    An Open Letter to Mayor Park Won-Soon!
    Seoul Mayor Park Won-Soon Meets Foreigners
    Town Meetings for Foreign Residents of Seoul
    Protection of Diplomats
    "Valentine's Day"
    The Solution to Learning English
    Hangeul: A Reassessment
    King Sejong and Hangeul
    War Becomes Real in Clint Eastwood's True ...
    An Ode to the People of Korea
    "The Unbroken"
    Strong Won or Weak Dollar?
    Baloons, Drones, Satire, and Free Speech
    "International Market (Ode to My Father)," ...
    Terror as Tool of Censorship
    A Very Happy New Year 2015!
    None of My Business

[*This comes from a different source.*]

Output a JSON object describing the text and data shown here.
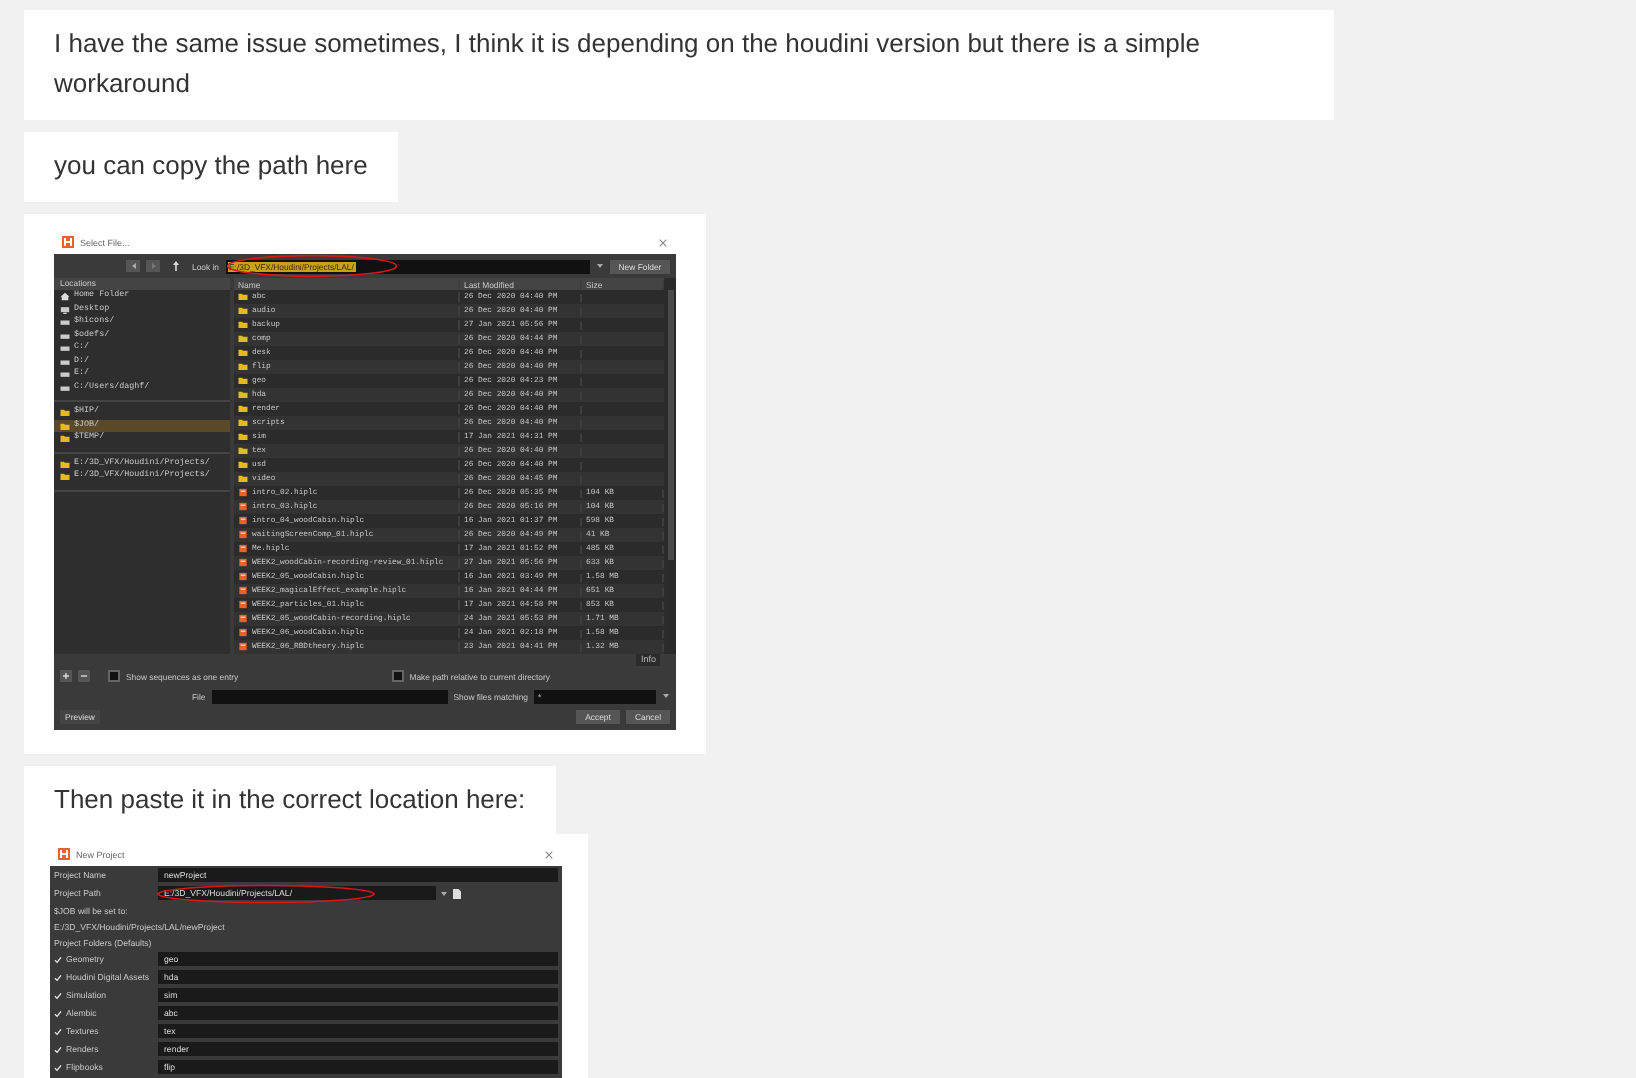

    The Catholic Martyrs of Korea
    Meaningless Slogans
    Bridges over the Han River: A Tale of Two ...
    Democracy in Action in Seoul
    An Open Letter to Administrator of Cultural ...
    Jeongneung Royal Tomb
    Seo Jai Pil, Founder of “The Independent”
    WTO Head Proud of Bali Agreement
    Korean "Oxbridge" Forum Inaugurated in Seoul
    The Waters of Seoul -- Han River
    "How We Will Remember You"
    Kim Gu, Independence Fighter
    Korean Local Government Has Matured, ...
    Seoul Subway Forces Senior Expats to Subsidize ...
    Syngman Rhee, 1st President of Republic of ...
    Ernest Bethell -- Champion of a Free Press
    Homer Hulbert – A Foreign Korean Patriot
    Korea's Own "Mini Winter Olympics"
    Happy "Valentine's Day"
    Cheongwadae -- A Blue-Hued Power House
    Bangkok Shutdown? Hardly!
    US Vice President Biden Speaks in Seoul
    The Annals of Kings and Presidents
    Cultural Values in Korea
    Of Dukes and Hazard
    State Visit -- Tripping the Light Fantastic
    Seoul Mayor Park Won-Soon Awards Honorary ...

Alan Timblick serves as President of The Seoul Times. He grew up in England, graduated from Oxford University, and has lived in Seoul for over three decades. A former banker, he also worked for the Korean government as head of Invest Korea and for Seoul City as head of the Seoul Global Center.






The Seoul Times Shinheungro 25-gil 2-6 Yongsan-gu, Seoul, Korea 04337 (ZC)
Office: 02-555-6188
Copyrights 2000 The Seoul Times Company  ST Banner Exchange